● **RECORDED DATA**:
★ ★ ★
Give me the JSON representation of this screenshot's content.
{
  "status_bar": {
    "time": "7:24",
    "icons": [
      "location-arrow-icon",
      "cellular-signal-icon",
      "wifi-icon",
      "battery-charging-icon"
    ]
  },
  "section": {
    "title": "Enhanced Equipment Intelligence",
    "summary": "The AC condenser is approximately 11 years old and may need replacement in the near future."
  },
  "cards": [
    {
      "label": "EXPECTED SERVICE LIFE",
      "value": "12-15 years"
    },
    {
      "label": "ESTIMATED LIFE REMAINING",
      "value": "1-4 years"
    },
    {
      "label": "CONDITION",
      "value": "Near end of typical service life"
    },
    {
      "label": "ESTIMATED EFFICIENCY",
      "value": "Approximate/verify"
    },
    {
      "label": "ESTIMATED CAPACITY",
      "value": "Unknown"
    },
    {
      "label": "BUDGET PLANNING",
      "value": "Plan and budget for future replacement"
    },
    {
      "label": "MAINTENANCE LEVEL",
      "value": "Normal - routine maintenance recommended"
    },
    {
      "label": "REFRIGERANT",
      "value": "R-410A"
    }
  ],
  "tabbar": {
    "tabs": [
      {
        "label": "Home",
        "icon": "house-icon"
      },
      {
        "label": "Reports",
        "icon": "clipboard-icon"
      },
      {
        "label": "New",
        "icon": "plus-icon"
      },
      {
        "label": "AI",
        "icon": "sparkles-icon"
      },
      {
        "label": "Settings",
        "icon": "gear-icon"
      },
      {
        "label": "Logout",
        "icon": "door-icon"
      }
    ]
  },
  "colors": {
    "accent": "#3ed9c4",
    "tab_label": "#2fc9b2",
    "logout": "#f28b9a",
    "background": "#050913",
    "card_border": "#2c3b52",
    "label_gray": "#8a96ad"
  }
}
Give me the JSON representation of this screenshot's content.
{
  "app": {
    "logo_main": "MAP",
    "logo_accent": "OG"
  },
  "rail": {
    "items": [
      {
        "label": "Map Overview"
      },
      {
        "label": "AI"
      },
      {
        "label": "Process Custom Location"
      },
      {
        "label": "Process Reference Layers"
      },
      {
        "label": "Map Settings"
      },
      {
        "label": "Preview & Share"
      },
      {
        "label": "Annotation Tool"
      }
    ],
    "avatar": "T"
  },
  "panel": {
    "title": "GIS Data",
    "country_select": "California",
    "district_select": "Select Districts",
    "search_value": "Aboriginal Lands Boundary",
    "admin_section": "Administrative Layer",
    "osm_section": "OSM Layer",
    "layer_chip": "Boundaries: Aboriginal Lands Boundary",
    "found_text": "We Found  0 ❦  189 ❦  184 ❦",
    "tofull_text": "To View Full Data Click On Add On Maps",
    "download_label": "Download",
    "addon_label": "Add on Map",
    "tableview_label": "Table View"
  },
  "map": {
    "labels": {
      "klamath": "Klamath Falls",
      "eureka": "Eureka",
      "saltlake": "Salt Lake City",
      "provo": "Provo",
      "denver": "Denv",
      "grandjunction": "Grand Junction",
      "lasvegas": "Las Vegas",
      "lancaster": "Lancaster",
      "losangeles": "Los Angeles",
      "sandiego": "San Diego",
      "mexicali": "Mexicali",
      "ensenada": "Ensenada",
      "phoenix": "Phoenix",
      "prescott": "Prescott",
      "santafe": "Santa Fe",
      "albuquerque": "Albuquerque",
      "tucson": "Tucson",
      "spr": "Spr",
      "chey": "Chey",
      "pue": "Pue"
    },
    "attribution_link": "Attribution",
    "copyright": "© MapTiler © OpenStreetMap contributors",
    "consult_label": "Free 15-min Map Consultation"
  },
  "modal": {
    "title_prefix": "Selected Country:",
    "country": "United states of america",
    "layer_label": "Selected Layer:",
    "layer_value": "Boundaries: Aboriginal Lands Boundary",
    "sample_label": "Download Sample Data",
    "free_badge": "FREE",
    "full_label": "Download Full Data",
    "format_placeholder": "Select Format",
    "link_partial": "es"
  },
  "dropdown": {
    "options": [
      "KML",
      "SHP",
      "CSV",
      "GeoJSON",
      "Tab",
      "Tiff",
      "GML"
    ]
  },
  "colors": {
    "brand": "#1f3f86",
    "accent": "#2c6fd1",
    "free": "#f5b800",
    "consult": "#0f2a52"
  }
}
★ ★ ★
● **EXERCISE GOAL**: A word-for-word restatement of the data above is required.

● **EXPECTED OUTPUT**:
Give me the JSON representation of this screenshot's content.
{
  "status_bar": {
    "time": "7:24",
    "icons": [
      "location-arrow-icon",
      "cellular-signal-icon",
      "wifi-icon",
      "battery-charging-icon"
    ]
  },
  "section": {
    "title": "Enhanced Equipment Intelligence",
    "summary": "The AC condenser is approximately 11 years old and may need replacement in the near future."
  },
  "cards": [
    {
      "label": "EXPECTED SERVICE LIFE",
      "value": "12-15 years"
    },
    {
      "label": "ESTIMATED LIFE REMAINING",
      "value": "1-4 years"
    },
    {
      "label": "CONDITION",
      "value": "Near end of typical service life"
    },
    {
      "label": "ESTIMATED EFFICIENCY",
      "value": "Approximate/verify"
    },
    {
      "label": "ESTIMATED CAPACITY",
      "value": "Unknown"
    },
    {
      "label": "BUDGET PLANNING",
      "value": "Plan and budget for future replacement"
    },
    {
      "label": "MAINTENANCE LEVEL",
      "value": "Normal - routine maintenance recommended"
    },
    {
      "label": "REFRIGERANT",
      "value": "R-410A"
    }
  ],
  "tabbar": {
    "tabs": [
      {
        "label": "Home",
        "icon": "house-icon"
      },
      {
        "label": "Reports",
        "icon": "clipboard-icon"
      },
      {
        "label": "New",
        "icon": "plus-icon"
      },
      {
        "label": "AI",
        "icon": "sparkles-icon"
      },
      {
        "label": "Settings",
        "icon": "gear-icon"
      },
      {
        "label": "Logout",
        "icon": "door-icon"
      }
    ]
  },
  "colors": {
    "accent": "#3ed9c4",
    "tab_label": "#2fc9b2",
    "logout": "#f28b9a",
    "background": "#050913",
    "card_border": "#2c3b52",
    "label_gray": "#8a96ad"
  }
}
Give me the JSON representation of this screenshot's content.
{
  "app": {
    "logo_main": "MAP",
    "logo_accent": "OG"
  },
  "rail": {
    "items": [
      {
        "label": "Map Overview"
      },
      {
        "label": "AI"
      },
      {
        "label": "Process Custom Location"
      },
      {
        "label": "Process Reference Layers"
      },
      {
        "label": "Map Settings"
      },
      {
        "label": "Preview & Share"
      },
      {
        "label": "Annotation Tool"
      }
    ],
    "avatar": "T"
  },
  "panel": {
    "title": "GIS Data",
    "country_select": "California",
    "district_select": "Select Districts",
    "search_value": "Aboriginal Lands Boundary",
    "admin_section": "Administrative Layer",
    "osm_section": "OSM Layer",
    "layer_chip": "Boundaries: Aboriginal Lands Boundary",
    "found_text": "We Found  0 ❦  189 ❦  184 ❦",
    "tofull_text": "To View Full Data Click On Add On Maps",
    "download_label": "Download",
    "addon_label": "Add on Map",
    "tableview_label": "Table View"
  },
  "map": {
    "labels": {
      "klamath": "Klamath Falls",
      "eureka": "Eureka",
      "saltlake": "Salt Lake City",
      "provo": "Provo",
      "denver": "Denv",
      "grandjunction": "Grand Junction",
      "lasvegas": "Las Vegas",
      "lancaster": "Lancaster",
      "losangeles": "Los Angeles",
      "sandiego": "San Diego",
      "mexicali": "Mexicali",
      "ensenada": "Ensenada",
      "phoenix": "Phoenix",
      "prescott": "Prescott",
      "santafe": "Santa Fe",
      "albuquerque": "Albuquerque",
      "tucson": "Tucson",
      "spr": "Spr",
      "chey": "Chey",
      "pue": "Pue"
    },
    "attribution_link": "Attribution",
    "copyright": "© MapTiler © OpenStreetMap contributors",
    "consult_label": "Free 15-min Map Consultation"
  },
  "modal": {
    "title_prefix": "Selected Country:",
    "country": "United states of america",
    "layer_label": "Selected Layer:",
    "layer_value": "Boundaries: Aboriginal Lands Boundary",
    "sample_label": "Download Sample Data",
    "free_badge": "FREE",
    "full_label": "Download Full Data",
    "format_placeholder": "Select Format",
    "link_partial": "es"
  },
  "dropdown": {
    "options": [
      "KML",
      "SHP",
      "CSV",
      "GeoJSON",
      "Tab",
      "Tiff",
      "GML"
    ]
  },
  "colors": {
    "brand": "#1f3f86",
    "accent": "#2c6fd1",
    "free": "#f5b800",
    "consult": "#0f2a52"
  }
}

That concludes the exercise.